[Assignment]:
Looking through the listing that follows, count the lines that contain "Backbone" and give only that number.

== Segment start ==

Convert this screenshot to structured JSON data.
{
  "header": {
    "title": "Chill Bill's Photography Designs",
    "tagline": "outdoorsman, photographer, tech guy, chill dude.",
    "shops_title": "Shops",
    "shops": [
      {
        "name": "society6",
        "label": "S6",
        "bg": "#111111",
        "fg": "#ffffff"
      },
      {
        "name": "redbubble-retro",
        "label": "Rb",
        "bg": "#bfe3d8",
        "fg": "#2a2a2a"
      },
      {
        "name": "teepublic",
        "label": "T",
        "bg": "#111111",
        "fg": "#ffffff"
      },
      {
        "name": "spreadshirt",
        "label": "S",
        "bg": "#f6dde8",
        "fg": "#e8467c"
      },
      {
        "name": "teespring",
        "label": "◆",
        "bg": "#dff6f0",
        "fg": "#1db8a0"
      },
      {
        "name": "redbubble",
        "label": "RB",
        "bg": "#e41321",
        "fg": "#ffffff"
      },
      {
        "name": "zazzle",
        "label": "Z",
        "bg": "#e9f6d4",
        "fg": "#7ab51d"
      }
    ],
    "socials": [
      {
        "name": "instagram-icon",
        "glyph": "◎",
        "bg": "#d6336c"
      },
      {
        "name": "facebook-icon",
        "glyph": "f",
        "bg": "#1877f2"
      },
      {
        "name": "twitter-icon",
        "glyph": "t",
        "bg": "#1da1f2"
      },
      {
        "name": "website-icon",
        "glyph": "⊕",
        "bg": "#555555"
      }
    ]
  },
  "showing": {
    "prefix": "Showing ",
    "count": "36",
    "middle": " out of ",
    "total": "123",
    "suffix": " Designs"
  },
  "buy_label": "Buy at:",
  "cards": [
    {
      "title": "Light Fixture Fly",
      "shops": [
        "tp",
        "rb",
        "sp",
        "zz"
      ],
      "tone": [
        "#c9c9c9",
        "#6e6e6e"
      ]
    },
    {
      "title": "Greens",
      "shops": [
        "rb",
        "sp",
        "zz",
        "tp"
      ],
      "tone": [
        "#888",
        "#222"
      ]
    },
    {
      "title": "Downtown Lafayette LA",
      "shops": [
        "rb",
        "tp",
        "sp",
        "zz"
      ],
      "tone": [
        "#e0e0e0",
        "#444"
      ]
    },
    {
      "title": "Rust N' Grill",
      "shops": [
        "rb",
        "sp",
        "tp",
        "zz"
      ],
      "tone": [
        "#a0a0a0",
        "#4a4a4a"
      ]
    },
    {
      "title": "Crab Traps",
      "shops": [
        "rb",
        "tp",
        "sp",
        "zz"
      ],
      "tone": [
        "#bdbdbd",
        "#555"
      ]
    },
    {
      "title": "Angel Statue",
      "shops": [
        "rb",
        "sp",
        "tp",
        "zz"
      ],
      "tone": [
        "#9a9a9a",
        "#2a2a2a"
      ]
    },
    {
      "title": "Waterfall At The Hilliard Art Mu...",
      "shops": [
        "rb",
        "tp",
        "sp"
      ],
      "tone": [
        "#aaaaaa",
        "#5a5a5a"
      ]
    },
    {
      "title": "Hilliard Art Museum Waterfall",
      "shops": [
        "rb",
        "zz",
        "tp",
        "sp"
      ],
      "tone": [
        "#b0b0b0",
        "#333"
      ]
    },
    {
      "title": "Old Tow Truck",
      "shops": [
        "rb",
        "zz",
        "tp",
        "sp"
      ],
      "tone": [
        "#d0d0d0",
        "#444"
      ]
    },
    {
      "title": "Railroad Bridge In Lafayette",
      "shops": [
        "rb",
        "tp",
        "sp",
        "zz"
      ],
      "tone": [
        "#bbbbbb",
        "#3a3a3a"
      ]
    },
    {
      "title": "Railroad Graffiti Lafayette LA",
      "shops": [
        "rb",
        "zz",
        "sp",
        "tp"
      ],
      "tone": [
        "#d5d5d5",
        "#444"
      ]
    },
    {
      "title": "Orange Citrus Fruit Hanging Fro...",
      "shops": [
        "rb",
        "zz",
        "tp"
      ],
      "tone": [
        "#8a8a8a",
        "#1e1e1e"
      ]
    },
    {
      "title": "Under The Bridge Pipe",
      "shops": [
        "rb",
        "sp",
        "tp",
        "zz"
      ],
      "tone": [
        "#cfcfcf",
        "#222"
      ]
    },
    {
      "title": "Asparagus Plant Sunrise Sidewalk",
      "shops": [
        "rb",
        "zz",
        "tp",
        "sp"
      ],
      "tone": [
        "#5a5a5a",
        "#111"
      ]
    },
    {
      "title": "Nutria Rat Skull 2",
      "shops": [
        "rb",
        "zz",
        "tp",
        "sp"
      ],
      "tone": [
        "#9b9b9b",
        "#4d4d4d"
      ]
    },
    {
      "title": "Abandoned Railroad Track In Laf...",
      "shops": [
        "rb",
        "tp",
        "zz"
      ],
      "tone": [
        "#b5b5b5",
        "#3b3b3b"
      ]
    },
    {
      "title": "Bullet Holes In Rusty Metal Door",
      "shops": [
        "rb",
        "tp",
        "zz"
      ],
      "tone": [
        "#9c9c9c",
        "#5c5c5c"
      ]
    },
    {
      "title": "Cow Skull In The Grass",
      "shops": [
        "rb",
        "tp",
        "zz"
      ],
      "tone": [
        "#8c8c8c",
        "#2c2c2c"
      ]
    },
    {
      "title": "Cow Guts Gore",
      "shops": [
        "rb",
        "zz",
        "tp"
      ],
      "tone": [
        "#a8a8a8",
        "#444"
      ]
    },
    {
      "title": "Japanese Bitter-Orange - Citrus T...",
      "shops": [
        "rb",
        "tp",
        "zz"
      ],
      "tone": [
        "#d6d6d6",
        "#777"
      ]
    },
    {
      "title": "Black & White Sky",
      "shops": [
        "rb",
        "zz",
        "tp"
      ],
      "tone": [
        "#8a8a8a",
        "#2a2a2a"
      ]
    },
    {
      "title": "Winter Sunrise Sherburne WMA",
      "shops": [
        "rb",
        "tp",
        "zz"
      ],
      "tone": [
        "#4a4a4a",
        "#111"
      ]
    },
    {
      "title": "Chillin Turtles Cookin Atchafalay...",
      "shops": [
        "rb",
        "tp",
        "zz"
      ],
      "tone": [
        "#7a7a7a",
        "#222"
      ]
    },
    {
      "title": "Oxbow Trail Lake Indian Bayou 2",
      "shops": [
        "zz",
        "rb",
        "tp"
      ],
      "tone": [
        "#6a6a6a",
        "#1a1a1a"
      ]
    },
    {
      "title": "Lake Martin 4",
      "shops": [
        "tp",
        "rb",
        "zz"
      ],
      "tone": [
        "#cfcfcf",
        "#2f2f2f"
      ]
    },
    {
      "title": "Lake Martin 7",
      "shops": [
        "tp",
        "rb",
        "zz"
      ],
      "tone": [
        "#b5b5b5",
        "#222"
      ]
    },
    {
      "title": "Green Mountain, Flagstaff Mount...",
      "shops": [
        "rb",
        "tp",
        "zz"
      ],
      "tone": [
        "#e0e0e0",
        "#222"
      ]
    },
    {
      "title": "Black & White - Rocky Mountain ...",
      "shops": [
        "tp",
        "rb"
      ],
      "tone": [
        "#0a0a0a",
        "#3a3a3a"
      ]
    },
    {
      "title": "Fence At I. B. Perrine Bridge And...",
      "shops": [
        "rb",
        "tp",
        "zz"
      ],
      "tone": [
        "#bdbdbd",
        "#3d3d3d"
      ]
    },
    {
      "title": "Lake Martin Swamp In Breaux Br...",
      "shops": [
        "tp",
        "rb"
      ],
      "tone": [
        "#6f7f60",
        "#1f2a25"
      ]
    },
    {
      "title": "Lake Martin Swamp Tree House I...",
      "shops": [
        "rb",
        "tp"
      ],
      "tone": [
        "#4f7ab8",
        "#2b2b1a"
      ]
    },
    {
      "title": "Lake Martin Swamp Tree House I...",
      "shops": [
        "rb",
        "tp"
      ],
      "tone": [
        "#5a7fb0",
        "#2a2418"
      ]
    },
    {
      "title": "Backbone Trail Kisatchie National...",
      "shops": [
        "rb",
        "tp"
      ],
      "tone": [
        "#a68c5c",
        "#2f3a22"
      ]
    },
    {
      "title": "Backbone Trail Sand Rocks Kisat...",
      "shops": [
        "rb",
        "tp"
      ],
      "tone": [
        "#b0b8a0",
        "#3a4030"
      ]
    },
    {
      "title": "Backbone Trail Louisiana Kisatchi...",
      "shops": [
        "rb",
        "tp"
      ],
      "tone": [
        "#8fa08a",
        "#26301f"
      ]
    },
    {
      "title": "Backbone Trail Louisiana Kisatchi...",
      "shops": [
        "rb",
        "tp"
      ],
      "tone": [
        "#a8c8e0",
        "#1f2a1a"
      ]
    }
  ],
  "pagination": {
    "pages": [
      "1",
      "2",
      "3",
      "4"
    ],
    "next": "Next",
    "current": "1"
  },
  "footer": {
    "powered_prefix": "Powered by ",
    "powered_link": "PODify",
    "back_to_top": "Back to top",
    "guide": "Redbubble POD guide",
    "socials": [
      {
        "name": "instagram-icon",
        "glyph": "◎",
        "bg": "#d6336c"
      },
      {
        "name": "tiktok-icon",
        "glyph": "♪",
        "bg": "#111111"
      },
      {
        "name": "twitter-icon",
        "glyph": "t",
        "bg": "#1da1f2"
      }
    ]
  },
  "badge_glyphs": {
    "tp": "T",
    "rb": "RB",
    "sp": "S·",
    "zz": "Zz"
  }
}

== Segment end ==

[Output of the exercise]:
4